> _What to produce_: Go over the entries below line by line, copying each one that contains the word "Listado".

===== Exercise material =====

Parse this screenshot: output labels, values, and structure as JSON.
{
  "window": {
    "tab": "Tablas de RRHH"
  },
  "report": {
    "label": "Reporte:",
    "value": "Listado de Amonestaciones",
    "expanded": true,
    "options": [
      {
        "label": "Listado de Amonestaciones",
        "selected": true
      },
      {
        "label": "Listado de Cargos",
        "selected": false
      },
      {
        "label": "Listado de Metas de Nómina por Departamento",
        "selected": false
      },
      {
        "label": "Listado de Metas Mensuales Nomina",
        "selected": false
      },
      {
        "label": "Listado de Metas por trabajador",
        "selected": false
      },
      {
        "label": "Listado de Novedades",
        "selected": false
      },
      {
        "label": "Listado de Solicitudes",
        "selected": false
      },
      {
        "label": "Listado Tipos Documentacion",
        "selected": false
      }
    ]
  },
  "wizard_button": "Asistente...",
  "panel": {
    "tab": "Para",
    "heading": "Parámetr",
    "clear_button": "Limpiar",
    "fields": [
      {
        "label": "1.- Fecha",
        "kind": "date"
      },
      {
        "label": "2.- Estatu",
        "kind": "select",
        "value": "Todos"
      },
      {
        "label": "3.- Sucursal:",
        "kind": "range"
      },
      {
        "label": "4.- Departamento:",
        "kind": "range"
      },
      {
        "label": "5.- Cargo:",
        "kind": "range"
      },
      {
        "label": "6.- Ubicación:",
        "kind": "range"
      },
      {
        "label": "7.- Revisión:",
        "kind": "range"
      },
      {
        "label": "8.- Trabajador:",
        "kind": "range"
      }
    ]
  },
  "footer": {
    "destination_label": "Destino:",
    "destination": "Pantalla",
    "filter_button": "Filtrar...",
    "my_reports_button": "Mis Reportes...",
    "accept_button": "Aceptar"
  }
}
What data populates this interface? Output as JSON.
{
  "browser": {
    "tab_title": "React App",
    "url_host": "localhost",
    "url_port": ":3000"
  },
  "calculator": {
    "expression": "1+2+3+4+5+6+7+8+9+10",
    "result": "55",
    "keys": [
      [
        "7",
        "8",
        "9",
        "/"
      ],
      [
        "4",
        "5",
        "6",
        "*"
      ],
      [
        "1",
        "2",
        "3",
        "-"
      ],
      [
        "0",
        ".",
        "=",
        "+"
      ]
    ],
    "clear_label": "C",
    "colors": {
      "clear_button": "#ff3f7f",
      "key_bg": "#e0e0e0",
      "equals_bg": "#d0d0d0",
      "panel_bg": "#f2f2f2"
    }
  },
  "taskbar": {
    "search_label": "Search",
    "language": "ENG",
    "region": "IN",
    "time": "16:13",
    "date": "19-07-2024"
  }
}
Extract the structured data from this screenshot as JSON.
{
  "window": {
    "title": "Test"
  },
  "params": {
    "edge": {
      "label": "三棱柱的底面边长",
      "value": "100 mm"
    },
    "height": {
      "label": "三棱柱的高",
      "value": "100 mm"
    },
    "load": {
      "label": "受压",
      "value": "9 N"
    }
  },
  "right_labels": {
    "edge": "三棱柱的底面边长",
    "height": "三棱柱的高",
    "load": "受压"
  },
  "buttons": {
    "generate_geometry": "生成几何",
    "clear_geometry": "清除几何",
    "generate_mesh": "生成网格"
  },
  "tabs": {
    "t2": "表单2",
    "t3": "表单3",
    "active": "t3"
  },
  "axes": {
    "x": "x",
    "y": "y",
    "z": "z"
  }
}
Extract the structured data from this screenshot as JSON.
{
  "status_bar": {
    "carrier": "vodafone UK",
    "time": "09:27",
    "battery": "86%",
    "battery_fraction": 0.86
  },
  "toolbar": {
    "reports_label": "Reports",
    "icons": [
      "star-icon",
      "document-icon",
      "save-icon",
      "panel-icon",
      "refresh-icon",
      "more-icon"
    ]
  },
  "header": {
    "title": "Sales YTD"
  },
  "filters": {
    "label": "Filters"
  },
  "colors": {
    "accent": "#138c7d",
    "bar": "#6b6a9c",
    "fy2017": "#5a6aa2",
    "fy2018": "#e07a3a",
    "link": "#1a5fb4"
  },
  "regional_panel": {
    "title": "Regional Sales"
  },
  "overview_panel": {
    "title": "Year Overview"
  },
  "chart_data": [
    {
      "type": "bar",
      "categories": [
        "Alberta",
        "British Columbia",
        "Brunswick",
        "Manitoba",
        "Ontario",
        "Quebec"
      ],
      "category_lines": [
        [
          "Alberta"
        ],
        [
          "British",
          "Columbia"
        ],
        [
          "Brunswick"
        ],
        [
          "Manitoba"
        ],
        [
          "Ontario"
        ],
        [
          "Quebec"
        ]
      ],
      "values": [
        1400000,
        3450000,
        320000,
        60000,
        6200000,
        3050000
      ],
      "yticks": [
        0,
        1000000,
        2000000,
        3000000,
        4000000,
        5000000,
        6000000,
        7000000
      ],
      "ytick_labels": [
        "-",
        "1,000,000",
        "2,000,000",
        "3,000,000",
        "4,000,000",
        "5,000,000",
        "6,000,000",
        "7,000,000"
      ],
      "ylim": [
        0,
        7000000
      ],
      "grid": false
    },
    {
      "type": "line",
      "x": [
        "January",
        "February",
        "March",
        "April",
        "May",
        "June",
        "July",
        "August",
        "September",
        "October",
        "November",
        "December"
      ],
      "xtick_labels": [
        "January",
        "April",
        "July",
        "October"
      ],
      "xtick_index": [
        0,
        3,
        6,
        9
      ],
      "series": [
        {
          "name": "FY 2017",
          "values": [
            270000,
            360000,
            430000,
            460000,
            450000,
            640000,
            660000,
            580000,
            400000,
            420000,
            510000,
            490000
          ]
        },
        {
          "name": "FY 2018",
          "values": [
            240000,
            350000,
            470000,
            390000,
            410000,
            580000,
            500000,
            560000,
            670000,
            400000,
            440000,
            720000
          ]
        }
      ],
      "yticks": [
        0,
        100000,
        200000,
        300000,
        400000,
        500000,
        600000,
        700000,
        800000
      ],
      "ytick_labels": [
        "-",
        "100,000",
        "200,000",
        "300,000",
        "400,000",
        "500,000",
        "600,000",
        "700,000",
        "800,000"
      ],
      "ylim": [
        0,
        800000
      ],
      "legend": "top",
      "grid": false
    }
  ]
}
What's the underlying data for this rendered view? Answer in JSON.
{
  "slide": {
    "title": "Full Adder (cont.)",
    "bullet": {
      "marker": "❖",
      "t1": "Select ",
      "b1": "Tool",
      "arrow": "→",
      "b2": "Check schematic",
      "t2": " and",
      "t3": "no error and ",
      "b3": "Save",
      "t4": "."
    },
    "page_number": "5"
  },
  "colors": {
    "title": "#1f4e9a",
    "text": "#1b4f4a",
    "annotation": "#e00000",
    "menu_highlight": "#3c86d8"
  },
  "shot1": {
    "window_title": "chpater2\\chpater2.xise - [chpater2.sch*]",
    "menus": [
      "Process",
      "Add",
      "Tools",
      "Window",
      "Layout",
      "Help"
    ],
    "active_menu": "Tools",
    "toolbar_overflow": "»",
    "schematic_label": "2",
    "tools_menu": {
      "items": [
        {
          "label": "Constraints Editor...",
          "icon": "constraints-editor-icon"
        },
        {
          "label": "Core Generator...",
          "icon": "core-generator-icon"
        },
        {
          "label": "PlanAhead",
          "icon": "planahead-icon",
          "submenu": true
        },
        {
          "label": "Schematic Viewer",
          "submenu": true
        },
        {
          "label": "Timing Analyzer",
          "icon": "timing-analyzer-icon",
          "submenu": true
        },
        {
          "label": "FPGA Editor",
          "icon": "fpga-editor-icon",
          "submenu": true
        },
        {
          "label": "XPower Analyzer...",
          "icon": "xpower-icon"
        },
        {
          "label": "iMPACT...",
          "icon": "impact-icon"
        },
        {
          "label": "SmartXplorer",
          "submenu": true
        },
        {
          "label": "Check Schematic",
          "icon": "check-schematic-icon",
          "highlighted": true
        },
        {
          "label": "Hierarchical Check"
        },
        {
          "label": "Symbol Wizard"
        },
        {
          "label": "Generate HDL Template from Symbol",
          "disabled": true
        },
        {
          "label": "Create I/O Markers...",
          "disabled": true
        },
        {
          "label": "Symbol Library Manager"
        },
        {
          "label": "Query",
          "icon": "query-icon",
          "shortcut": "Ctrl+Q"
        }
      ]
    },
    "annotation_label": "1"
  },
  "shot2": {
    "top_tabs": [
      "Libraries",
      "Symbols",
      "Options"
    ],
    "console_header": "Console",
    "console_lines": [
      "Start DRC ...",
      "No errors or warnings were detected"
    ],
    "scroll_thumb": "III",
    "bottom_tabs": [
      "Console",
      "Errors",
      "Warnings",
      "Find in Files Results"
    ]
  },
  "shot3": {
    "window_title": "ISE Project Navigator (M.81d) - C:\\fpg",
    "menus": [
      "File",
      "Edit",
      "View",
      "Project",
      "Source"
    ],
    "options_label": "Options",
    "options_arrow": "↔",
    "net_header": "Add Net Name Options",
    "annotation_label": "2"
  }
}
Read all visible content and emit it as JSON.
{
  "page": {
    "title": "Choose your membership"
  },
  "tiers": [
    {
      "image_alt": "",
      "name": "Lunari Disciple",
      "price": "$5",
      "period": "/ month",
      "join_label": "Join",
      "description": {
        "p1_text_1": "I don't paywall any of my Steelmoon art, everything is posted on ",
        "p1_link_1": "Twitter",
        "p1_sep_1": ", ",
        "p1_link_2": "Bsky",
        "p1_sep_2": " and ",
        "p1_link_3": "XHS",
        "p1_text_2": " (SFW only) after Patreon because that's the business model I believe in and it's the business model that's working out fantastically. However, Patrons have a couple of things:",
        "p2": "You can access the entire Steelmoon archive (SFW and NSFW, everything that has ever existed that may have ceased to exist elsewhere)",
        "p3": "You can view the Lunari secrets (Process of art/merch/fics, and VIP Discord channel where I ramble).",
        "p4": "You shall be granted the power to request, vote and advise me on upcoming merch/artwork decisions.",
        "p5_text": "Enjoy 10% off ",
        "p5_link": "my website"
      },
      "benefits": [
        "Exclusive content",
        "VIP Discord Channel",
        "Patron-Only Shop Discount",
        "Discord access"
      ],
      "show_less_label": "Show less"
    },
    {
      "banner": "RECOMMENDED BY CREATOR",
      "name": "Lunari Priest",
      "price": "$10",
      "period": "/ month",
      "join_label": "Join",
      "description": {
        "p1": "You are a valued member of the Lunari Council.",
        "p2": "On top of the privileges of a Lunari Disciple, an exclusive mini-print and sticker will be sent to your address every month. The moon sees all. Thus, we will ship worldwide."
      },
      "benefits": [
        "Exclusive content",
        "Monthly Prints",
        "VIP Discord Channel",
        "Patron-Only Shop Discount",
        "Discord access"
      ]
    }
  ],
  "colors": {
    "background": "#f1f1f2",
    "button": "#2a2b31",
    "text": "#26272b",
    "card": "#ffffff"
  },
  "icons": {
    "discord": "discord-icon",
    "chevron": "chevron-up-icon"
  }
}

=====

> _Solved problem_:
    "value": "Listado de Amonestaciones",
        "label": "Listado de Amonestaciones",
        "label": "Listado de Cargos",
        "label": "Listado de Metas de Nómina por Departamento",
        "label": "Listado de Metas Mensuales Nomina",
        "label": "Listado de Metas por trabajador",
        "label": "Listado de Novedades",
        "label": "Listado de Solicitudes",
        "label": "Listado Tipos Documentacion",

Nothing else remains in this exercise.